== Input records ==
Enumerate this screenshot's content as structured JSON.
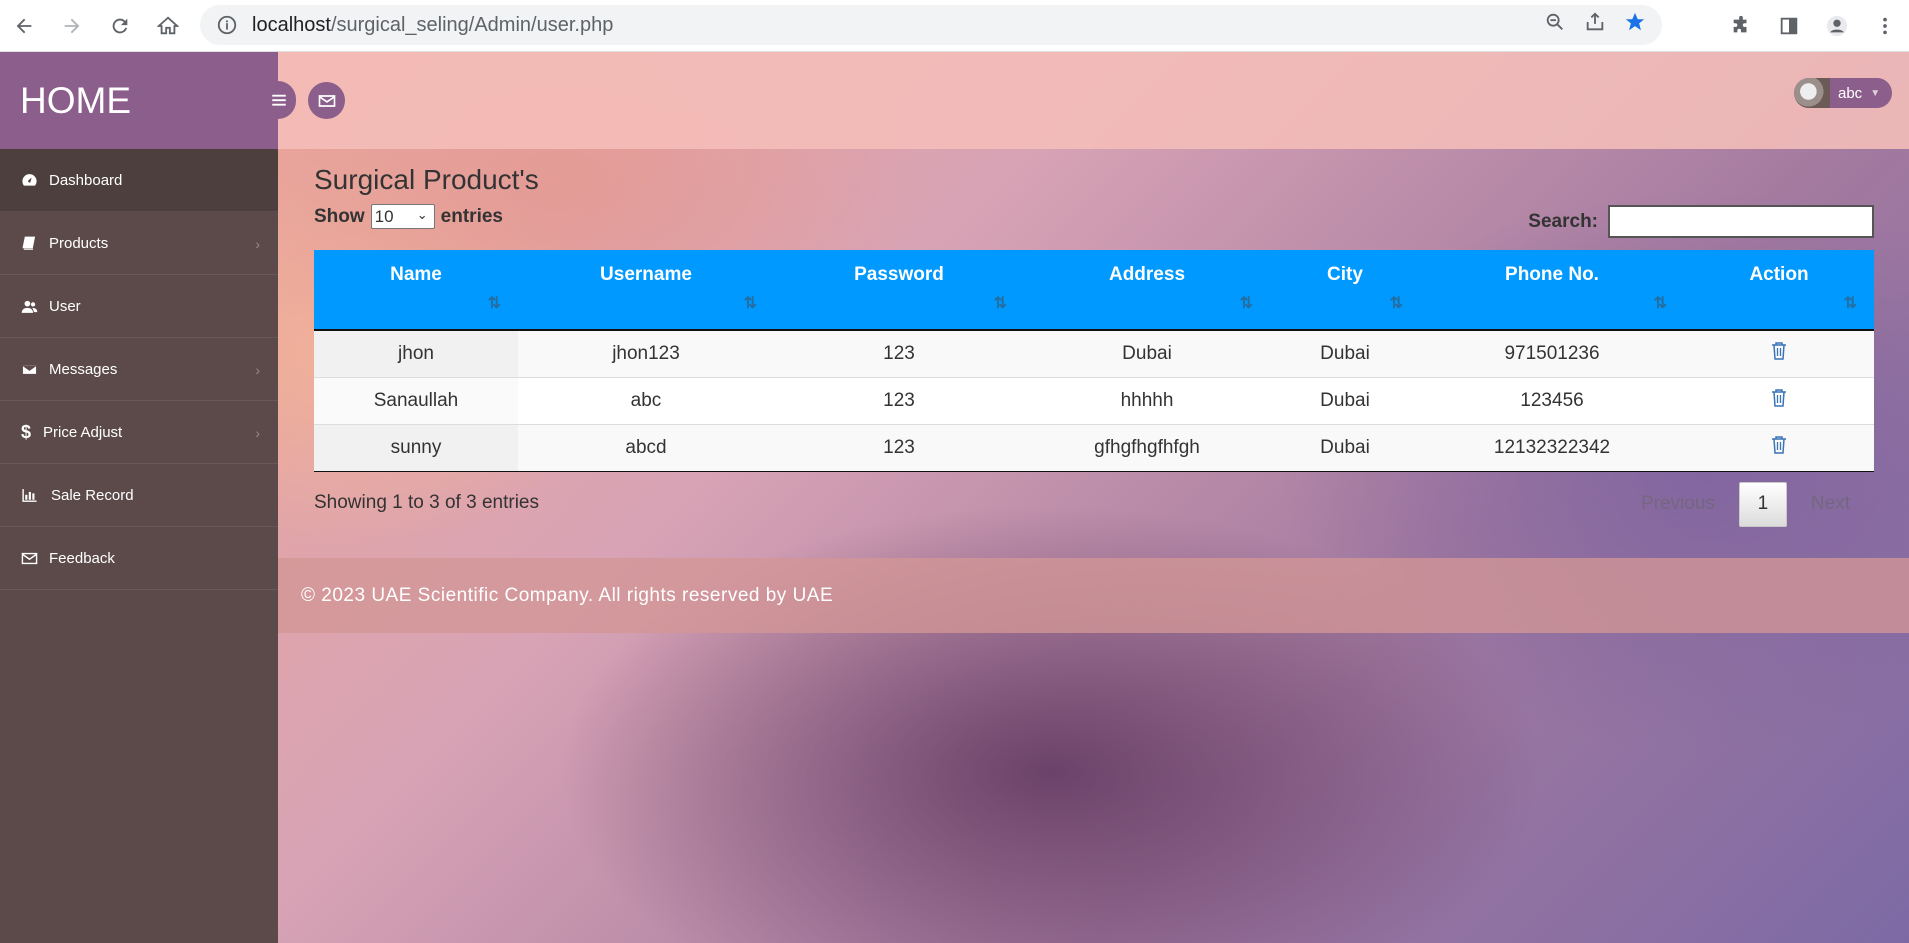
{
  "browser": {
    "url_host": "localhost",
    "url_path": "/surgical_seling/Admin/user.php"
  },
  "sidebar": {
    "brand": "HOME",
    "items": [
      {
        "label": "Dashboard",
        "icon": "dashboard-icon"
      },
      {
        "label": "Products",
        "icon": "book-icon"
      },
      {
        "label": "User",
        "icon": "users-icon"
      },
      {
        "label": "Messages",
        "icon": "envelope-icon"
      },
      {
        "label": "Price Adjust",
        "icon": "dollar-icon"
      },
      {
        "label": "Sale Record",
        "icon": "bar-chart-icon"
      },
      {
        "label": "Feedback",
        "icon": "envelope-outline-icon"
      }
    ]
  },
  "topbar": {
    "user_name": "abc"
  },
  "main": {
    "title": "Surgical Product's",
    "length": {
      "show": "Show",
      "value": "10",
      "entries": "entries"
    },
    "search_label": "Search:",
    "table": {
      "headers": [
        "Name",
        "Username",
        "Password",
        "Address",
        "City",
        "Phone No.",
        "Action"
      ],
      "rows": [
        [
          "jhon",
          "jhon123",
          "123",
          "Dubai",
          "Dubai",
          "971501236"
        ],
        [
          "Sanaullah",
          "abc",
          "123",
          "hhhhh",
          "Dubai",
          "123456"
        ],
        [
          "sunny",
          "abcd",
          "123",
          "gfhgfhgfhfgh",
          "Dubai",
          "12132322342"
        ]
      ]
    },
    "info": "Showing 1 to 3 of 3 entries",
    "pagination": {
      "previous": "Previous",
      "current": "1",
      "next": "Next"
    }
  },
  "footer": {
    "text": "© 2023 UAE Scientific Company. All rights reserved by UAE"
  },
  "colors": {
    "sidebar": "#5c4a4a",
    "brand": "#8b5e8b",
    "table_header": "#0099ff",
    "delete_icon": "#3a73b8"
  }
}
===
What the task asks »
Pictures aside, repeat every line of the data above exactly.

Result »
Enumerate this screenshot's content as structured JSON.
{
  "browser": {
    "url_host": "localhost",
    "url_path": "/surgical_seling/Admin/user.php"
  },
  "sidebar": {
    "brand": "HOME",
    "items": [
      {
        "label": "Dashboard",
        "icon": "dashboard-icon"
      },
      {
        "label": "Products",
        "icon": "book-icon"
      },
      {
        "label": "User",
        "icon": "users-icon"
      },
      {
        "label": "Messages",
        "icon": "envelope-icon"
      },
      {
        "label": "Price Adjust",
        "icon": "dollar-icon"
      },
      {
        "label": "Sale Record",
        "icon": "bar-chart-icon"
      },
      {
        "label": "Feedback",
        "icon": "envelope-outline-icon"
      }
    ]
  },
  "topbar": {
    "user_name": "abc"
  },
  "main": {
    "title": "Surgical Product's",
    "length": {
      "show": "Show",
      "value": "10",
      "entries": "entries"
    },
    "search_label": "Search:",
    "table": {
      "headers": [
        "Name",
        "Username",
        "Password",
        "Address",
        "City",
        "Phone No.",
        "Action"
      ],
      "rows": [
        [
          "jhon",
          "jhon123",
          "123",
          "Dubai",
          "Dubai",
          "971501236"
        ],
        [
          "Sanaullah",
          "abc",
          "123",
          "hhhhh",
          "Dubai",
          "123456"
        ],
        [
          "sunny",
          "abcd",
          "123",
          "gfhgfhgfhfgh",
          "Dubai",
          "12132322342"
        ]
      ]
    },
    "info": "Showing 1 to 3 of 3 entries",
    "pagination": {
      "previous": "Previous",
      "current": "1",
      "next": "Next"
    }
  },
  "footer": {
    "text": "© 2023 UAE Scientific Company. All rights reserved by UAE"
  },
  "colors": {
    "sidebar": "#5c4a4a",
    "brand": "#8b5e8b",
    "table_header": "#0099ff",
    "delete_icon": "#3a73b8"
  }
}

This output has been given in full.